The answer must be the data, repeated exactly.

[Web page and app entries]
+ + + + + + +

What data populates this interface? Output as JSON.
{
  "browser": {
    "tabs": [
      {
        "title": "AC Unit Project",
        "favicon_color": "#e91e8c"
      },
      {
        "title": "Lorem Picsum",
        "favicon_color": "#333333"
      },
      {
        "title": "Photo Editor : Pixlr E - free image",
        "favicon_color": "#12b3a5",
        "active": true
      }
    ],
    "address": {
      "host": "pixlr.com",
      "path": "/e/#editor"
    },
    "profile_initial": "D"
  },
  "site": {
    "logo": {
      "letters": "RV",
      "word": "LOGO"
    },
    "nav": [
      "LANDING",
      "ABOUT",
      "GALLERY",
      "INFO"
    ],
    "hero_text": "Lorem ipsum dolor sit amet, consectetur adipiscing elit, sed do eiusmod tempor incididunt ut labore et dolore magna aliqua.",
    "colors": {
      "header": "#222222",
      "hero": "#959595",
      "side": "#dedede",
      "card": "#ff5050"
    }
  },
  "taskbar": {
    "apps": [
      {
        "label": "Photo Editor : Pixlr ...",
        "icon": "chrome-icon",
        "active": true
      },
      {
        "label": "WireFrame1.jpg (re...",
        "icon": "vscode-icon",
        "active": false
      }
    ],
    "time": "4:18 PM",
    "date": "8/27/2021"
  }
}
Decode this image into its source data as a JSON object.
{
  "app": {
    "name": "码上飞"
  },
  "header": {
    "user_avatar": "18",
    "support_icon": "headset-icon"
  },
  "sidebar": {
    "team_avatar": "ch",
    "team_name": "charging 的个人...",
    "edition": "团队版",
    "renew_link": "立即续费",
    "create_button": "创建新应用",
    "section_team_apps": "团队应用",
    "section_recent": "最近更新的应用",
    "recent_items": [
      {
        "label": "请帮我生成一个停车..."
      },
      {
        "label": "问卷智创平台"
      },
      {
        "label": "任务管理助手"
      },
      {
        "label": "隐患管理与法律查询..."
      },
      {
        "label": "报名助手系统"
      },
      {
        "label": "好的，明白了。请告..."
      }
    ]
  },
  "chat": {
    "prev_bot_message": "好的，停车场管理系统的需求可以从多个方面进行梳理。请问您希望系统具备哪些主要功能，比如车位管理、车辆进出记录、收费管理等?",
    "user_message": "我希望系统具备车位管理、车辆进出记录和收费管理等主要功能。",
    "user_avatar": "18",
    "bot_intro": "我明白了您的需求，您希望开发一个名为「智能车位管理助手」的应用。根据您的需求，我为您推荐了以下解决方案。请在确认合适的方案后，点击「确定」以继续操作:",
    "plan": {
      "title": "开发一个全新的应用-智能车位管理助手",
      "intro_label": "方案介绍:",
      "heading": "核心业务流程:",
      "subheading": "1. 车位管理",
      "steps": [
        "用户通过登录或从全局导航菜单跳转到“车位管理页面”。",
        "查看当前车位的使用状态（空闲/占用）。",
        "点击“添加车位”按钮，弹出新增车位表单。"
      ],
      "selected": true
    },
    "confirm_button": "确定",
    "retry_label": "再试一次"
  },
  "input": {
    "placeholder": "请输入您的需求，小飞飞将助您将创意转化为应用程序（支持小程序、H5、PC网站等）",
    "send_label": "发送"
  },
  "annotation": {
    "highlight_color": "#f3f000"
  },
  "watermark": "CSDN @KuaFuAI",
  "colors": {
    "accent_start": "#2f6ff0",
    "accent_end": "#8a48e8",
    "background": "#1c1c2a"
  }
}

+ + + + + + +

◆ Final answer:
What data populates this interface? Output as JSON.
{
  "browser": {
    "tabs": [
      {
        "title": "AC Unit Project",
        "favicon_color": "#e91e8c"
      },
      {
        "title": "Lorem Picsum",
        "favicon_color": "#333333"
      },
      {
        "title": "Photo Editor : Pixlr E - free image",
        "favicon_color": "#12b3a5",
        "active": true
      }
    ],
    "address": {
      "host": "pixlr.com",
      "path": "/e/#editor"
    },
    "profile_initial": "D"
  },
  "site": {
    "logo": {
      "letters": "RV",
      "word": "LOGO"
    },
    "nav": [
      "LANDING",
      "ABOUT",
      "GALLERY",
      "INFO"
    ],
    "hero_text": "Lorem ipsum dolor sit amet, consectetur adipiscing elit, sed do eiusmod tempor incididunt ut labore et dolore magna aliqua.",
    "colors": {
      "header": "#222222",
      "hero": "#959595",
      "side": "#dedede",
      "card": "#ff5050"
    }
  },
  "taskbar": {
    "apps": [
      {
        "label": "Photo Editor : Pixlr ...",
        "icon": "chrome-icon",
        "active": true
      },
      {
        "label": "WireFrame1.jpg (re...",
        "icon": "vscode-icon",
        "active": false
      }
    ],
    "time": "4:18 PM",
    "date": "8/27/2021"
  }
}
Decode this image into its source data as a JSON object.
{
  "app": {
    "name": "码上飞"
  },
  "header": {
    "user_avatar": "18",
    "support_icon": "headset-icon"
  },
  "sidebar": {
    "team_avatar": "ch",
    "team_name": "charging 的个人...",
    "edition": "团队版",
    "renew_link": "立即续费",
    "create_button": "创建新应用",
    "section_team_apps": "团队应用",
    "section_recent": "最近更新的应用",
    "recent_items": [
      {
        "label": "请帮我生成一个停车..."
      },
      {
        "label": "问卷智创平台"
      },
      {
        "label": "任务管理助手"
      },
      {
        "label": "隐患管理与法律查询..."
      },
      {
        "label": "报名助手系统"
      },
      {
        "label": "好的，明白了。请告..."
      }
    ]
  },
  "chat": {
    "prev_bot_message": "好的，停车场管理系统的需求可以从多个方面进行梳理。请问您希望系统具备哪些主要功能，比如车位管理、车辆进出记录、收费管理等?",
    "user_message": "我希望系统具备车位管理、车辆进出记录和收费管理等主要功能。",
    "user_avatar": "18",
    "bot_intro": "我明白了您的需求，您希望开发一个名为「智能车位管理助手」的应用。根据您的需求，我为您推荐了以下解决方案。请在确认合适的方案后，点击「确定」以继续操作:",
    "plan": {
      "title": "开发一个全新的应用-智能车位管理助手",
      "intro_label": "方案介绍:",
      "heading": "核心业务流程:",
      "subheading": "1. 车位管理",
      "steps": [
        "用户通过登录或从全局导航菜单跳转到“车位管理页面”。",
        "查看当前车位的使用状态（空闲/占用）。",
        "点击“添加车位”按钮，弹出新增车位表单。"
      ],
      "selected": true
    },
    "confirm_button": "确定",
    "retry_label": "再试一次"
  },
  "input": {
    "placeholder": "请输入您的需求，小飞飞将助您将创意转化为应用程序（支持小程序、H5、PC网站等）",
    "send_label": "发送"
  },
  "annotation": {
    "highlight_color": "#f3f000"
  },
  "watermark": "CSDN @KuaFuAI",
  "colors": {
    "accent_start": "#2f6ff0",
    "accent_end": "#8a48e8",
    "background": "#1c1c2a"
  }
}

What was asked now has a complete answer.